Compromisers or Confederates? Two-Headed House Is a Hard Foe to Figure

10/16/2013 06:51 pm ET | Updated Dec 16, 2013

It was a cornucopia of plays yesterday in Washington, D.C, as lawmakers and pundits alike did what playmakers do -- they positioned, re-positioned and de-positioned their agendas and competitors in the highly-rated reality of the budget-debt-default drama. If only we knew, however, which foes were in the fight, compromisers or new-age confederates. Here's a sampling from the cheap seats:

BOEHNER'S TWO-FER: Flanked by his deputies, House Speaker John Boehner strode to the microphone cluster to announce not much but to steal a page from the Democrat's playbook -- that all he's seeking is fairness. Fairness, fairness, fairness was his word of the day. His plays, as seen through The Standard Table of Influence, were two-fold: The preemptive Trump and evasive Red Herring (shown above). Fairness, of course, was the principle that Obama-Reid-Pelosi have been pushing for weeks by way of the Screen play. While it seemed that Boehner got away with his theft of the Fairness Thing his prop failed to distract the wonks from his more obvious problem -- that his Tea Party pals weren't playing ball.

PELOSI'S HAT TRICK: Minutes later, House Minority Leader Nancy Pelosi brought her own posse to the same mic stand, letting loose a trifecta of easily decoded, made-for-media plays: It's sabotage she seethed (a favorite Label). Time is money, she quipped (a Screen to amplify the tick-tock of the default clock). What this tells me is that Speaker Boehner doesn't have the votes (a Call Out to show he was posing).

OBAMA'S PAUSE For his part in the 11th-hour drama, Barack Obama stayed largely out of the fight. His play was a Pause, the strategy that tells us that the Commander-in-Chief likes the direction and dialog of the moment. One wonders if the president is thinking about the bear who's chasing two men -- it's the one closer to the bear that's likely to get eaten, and Obama's numbers, while bad, are better than Boehner's.

There were other gems to put a finer point on this infamous set-to:

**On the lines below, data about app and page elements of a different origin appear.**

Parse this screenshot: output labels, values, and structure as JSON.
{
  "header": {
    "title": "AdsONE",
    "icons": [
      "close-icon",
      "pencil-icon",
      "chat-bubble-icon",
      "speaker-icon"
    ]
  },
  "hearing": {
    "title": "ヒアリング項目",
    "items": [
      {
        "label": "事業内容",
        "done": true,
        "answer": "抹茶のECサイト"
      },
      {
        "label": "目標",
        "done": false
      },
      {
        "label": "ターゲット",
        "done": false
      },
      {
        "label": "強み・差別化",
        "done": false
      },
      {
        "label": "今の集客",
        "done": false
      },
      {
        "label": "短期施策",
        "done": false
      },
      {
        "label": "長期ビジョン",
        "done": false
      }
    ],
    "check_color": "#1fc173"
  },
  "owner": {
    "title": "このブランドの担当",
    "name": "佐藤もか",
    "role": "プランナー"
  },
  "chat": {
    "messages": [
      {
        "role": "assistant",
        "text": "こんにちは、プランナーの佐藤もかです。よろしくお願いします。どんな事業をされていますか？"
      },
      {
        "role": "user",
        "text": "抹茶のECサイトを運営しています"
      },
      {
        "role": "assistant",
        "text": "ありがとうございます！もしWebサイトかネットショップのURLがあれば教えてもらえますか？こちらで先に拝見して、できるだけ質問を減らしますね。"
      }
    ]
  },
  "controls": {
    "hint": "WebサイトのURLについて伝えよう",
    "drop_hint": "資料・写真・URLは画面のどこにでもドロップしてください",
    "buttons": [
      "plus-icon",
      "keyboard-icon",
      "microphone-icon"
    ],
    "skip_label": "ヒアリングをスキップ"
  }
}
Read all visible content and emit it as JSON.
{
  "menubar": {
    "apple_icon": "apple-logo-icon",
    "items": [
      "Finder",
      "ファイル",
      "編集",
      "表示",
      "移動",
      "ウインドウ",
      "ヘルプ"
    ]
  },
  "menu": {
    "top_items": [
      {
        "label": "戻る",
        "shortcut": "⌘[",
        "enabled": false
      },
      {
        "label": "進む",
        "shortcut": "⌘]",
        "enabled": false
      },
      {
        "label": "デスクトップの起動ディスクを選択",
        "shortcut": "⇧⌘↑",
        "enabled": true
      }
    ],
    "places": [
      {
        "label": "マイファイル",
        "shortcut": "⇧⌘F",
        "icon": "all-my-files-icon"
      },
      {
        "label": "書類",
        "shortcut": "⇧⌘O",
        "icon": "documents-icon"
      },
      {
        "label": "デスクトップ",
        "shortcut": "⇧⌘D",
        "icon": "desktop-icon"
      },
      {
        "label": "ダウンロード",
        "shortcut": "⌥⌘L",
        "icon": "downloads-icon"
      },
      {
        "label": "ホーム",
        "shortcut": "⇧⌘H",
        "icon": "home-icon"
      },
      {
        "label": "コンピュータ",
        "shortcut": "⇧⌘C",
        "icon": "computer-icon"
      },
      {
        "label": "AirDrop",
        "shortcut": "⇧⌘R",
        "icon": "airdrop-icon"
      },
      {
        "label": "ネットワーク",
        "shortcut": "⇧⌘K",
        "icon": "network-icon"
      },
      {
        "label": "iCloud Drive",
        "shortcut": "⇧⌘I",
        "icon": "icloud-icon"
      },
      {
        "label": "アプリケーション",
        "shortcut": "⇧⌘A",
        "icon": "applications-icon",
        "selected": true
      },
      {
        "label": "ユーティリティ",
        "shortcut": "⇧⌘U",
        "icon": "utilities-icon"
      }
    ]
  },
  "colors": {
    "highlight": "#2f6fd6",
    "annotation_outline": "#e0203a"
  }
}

DEADBEAT NATION Senator Barbara Mikulski (D-MD), never one to mince words and perhaps knowing that the average voter has never heard the phrase, "Full faith and credit," summed up the risks, that we'd be a deadbeat nation. Her play was the Label, no different than Pelosi's sabotage bite, but perhaps more meaningful to social security recipients in Silver Spring.

HISTORY LESSON Conservative columnist George Will, always inspired by history, and this time by his acknowledged hero, James Madison, reminded us of Madison's uncanny focus on "the purse." Asked about John Boehner's slavish commitment to his Tea Party tyrants, Will merely remarked, "He has a constituency," which translated to the commoner means he may not be right to do what he's doing, but has the right to do it. Will's plays were Screens of a high order, all to invoke the wisdom and wits that got us to this point.

SOUTH SHALL RISE Finally, we moved from the sublime to the ridiculous (or not so ridiculous) when Charlie Rangel (D-NY) said on CNN, "This is all about a handful of people who got elected as Republicans that want to bring down our government...the same way they fought as Confederates, they want to bring down the government and reform it." Whoa!, his host, Ashley Banfield, almost exploded. But the seed was planted by way of a Trial Balloon and it was further evidence that the D's are worried that in the house of Boehner there may live real traitors.

So who won the day? Clearly the Democrats. But they are fighting a two-headed foe, and while that mere fact suggests destruction for Republicans, it also means that there are two wars to fight -- one that history suggests will end in compromise, and another that history also suggests will cultivate a new kind of confederacy.